Description of the task> Select from the records below every line that has the word "Than" in it.

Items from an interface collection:
_ _ _

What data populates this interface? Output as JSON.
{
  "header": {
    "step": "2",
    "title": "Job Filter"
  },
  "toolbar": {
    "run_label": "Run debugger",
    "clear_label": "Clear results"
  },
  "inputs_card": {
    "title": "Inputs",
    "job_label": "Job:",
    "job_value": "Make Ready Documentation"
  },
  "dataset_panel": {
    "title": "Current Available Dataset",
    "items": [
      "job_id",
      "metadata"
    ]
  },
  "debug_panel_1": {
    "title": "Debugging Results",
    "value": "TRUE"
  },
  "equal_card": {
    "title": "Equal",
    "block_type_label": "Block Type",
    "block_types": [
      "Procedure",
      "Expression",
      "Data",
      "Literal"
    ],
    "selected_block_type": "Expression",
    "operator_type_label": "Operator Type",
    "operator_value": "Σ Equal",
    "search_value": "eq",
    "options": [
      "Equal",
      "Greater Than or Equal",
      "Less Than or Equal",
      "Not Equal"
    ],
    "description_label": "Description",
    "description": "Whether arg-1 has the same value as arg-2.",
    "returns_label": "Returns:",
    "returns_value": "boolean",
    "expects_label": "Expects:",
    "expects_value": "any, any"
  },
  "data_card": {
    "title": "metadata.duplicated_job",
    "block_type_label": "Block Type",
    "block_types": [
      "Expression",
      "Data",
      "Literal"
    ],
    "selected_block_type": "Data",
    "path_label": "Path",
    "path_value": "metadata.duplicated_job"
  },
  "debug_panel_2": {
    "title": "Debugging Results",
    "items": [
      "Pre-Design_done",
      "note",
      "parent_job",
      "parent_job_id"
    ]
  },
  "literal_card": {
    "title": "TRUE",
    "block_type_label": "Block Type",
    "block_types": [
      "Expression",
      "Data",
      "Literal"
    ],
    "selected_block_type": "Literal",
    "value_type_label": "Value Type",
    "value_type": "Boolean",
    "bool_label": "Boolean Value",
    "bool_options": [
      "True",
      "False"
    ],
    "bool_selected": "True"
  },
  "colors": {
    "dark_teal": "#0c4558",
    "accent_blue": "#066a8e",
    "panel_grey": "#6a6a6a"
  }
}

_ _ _

Written solution>
      "Greater Than or Equal",
      "Less Than or Equal",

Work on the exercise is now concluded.